Context and objectives
Snow water equivalent (SWE), or the amount of water stored in snow, ranks among the most uncertain variables in hydrology. Estimates from the interpolation of local measurements are unrealistic where they are sparse, whereas weather models poorly estimate snowfall. Similarly, current remote sensing observations have inherent limitations, especially in mountain areas, where most of the terrestrial snow is located. Airborne LiDAR systems seem to be the most accurate to date, but are costly and limited by areal coverage and weather conditions. Passive microwave observations typically exclude mountains because their coarse footprints (~25 km) cannot resolve the spatial variability and the observations saturate in shallow snow (< 0.8 m). Some alternative methods have shown promise, albeit at the local scale, for instance: structure-from-motion, X-/Ku-band Synthetic Aperture Radar (SAR), and L-band SAR interferometry. A community effort to compare some of the above-mentioned remote sensing techniques is currently ongoing within the NASA SnowEx activity that should ultimately lead to a space mission designed for snow. New and robust satellite observations at the global scale are critically needed to fill the mountain-snow observation gap.
C-SNOW will demonstrate the ability of the ESA and Copernicus Sentinel-1 mission to map ~weekly snow mass at 1 km² resolution over the Northern Hemisphere mountains. A baseline retrieval algorithm has recently been developed and evaluated by the team at the regional scale. This will be extended over the Northern Hemisphere, and improved via dedicated field experiments with tower-mounted radar measurements (cfr. the Sentinel-1 configuration) over mountain snow-sites. The end goal is to make optimized Sentinel-1 snow mass observations over the Northern Hemisphere mountains available to the community. The potential societal benefits of high-resolution SWE observations in mountainous areas are manifold. Worldwide, more than 1.2 billion people rely on seasonal snow for most of their drinking water. Snow meltwater provides water supply not only to households, but also to agriculture, industry, and hydropower generation. Besides its use as a water resource, snowmelt is important for disaster management, with snow-related hazards such as floods and avalanches. Snow also impacts our climate, by the high albedo (reflecting most of the incoming solar radiation back to the atmosphere), by its insulating properties (reducing the heat exchange between the ground and the atmosphere), and by dissipating energy during melt. There is recent evidence that global warming impacts the presence and amount of snow, which on its turn can reinforce climate change. Consequently, the monitoring of SWE has a high priority in the recent Decadal Survey from the United States National Academies and in ESA’s Earth Observation Science strategy, and relates to several scientific challenges outlined in the ESA Living Planet programme.
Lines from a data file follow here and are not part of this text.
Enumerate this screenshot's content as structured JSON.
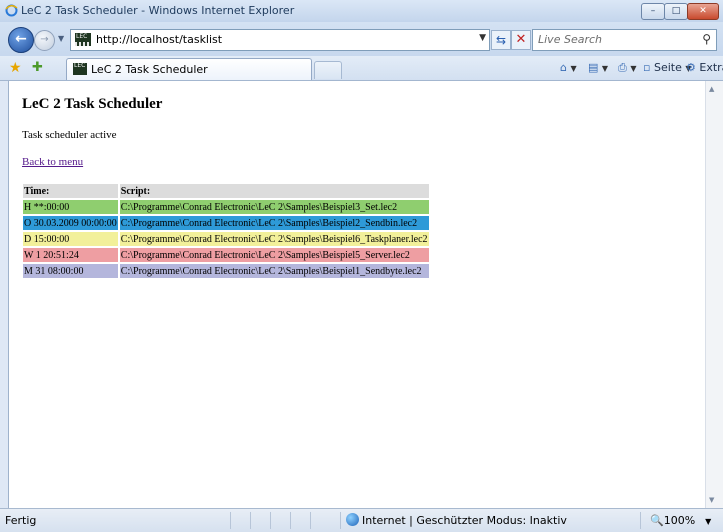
{
  "window": {
    "title": "LeC 2 Task Scheduler - Windows Internet Explorer",
    "controls": {
      "minimize": "–",
      "maximize": "□",
      "close": "✕"
    }
  },
  "address_bar": {
    "url": "http://localhost/tasklist",
    "favicon_text": "LEC"
  },
  "search": {
    "placeholder": "Live Search"
  },
  "tabs": [
    {
      "label": "LeC 2 Task Scheduler",
      "active": true
    }
  ],
  "command_bar": {
    "page_label": "Seite",
    "tools_label": "Extras"
  },
  "page": {
    "heading": "LeC 2 Task Scheduler",
    "status": "Task scheduler active",
    "back_link": "Back to menu",
    "table": {
      "headers": [
        "Time:",
        "Script:"
      ],
      "rows": [
        {
          "time": "H **:00:00",
          "script": "C:\\Programme\\Conrad Electronic\\LeC 2\\Samples\\Beispiel3_Set.lec2",
          "color": "#8fce6f"
        },
        {
          "time": "O 30.03.2009 00:00:00",
          "script": "C:\\Programme\\Conrad Electronic\\LeC 2\\Samples\\Beispiel2_Sendbin.lec2",
          "color": "#2e9ad8"
        },
        {
          "time": "D 15:00:00",
          "script": "C:\\Programme\\Conrad Electronic\\LeC 2\\Samples\\Beispiel6_Taskplaner.lec2",
          "color": "#f2f09a"
        },
        {
          "time": "W 1 20:51:24",
          "script": "C:\\Programme\\Conrad Electronic\\LeC 2\\Samples\\Beispiel5_Server.lec2",
          "color": "#ee9ea2"
        },
        {
          "time": "M 31 08:00:00",
          "script": "C:\\Programme\\Conrad Electronic\\LeC 2\\Samples\\Beispiel1_Sendbyte.lec2",
          "color": "#b4b6dc"
        }
      ]
    }
  },
  "status_bar": {
    "status": "Fertig",
    "zone": "Internet | Geschützter Modus: Inaktiv",
    "zoom": "100%"
  }
}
To address a critical science goal (i.e., estimating the amount of water stored in terrestrial snow on Earth), C-SNOW aims at mapping snow depth (SD) and SWE from Sentinel-1 at high spatial (1 km²) and temporal (<weekly) resolutions in mountain areas across the Northern Hemisphere. Two primary science objectives (SO1 and SO2) are addressed in the proposal:
- SO1: Map snow depth and SWE and their accuracy in Northern Hemisphere mountain areas
- SO2: Unravel the physical mechanisms impacting C-band radar sensitivity to snow
Two secondary science objectives (SO2a and SO2b) further support currently ongoing activities (e.g. SnowEx) that investigate the optimal method/configuration for SWE retrieval (of particular interest to space agencies):
- SO2a: Compare the radar backscatter sensitivity to snow at Ku-band and C-band
- SO2b: Compare the retrieval of snow from radar backscatter and phase (interferometry) information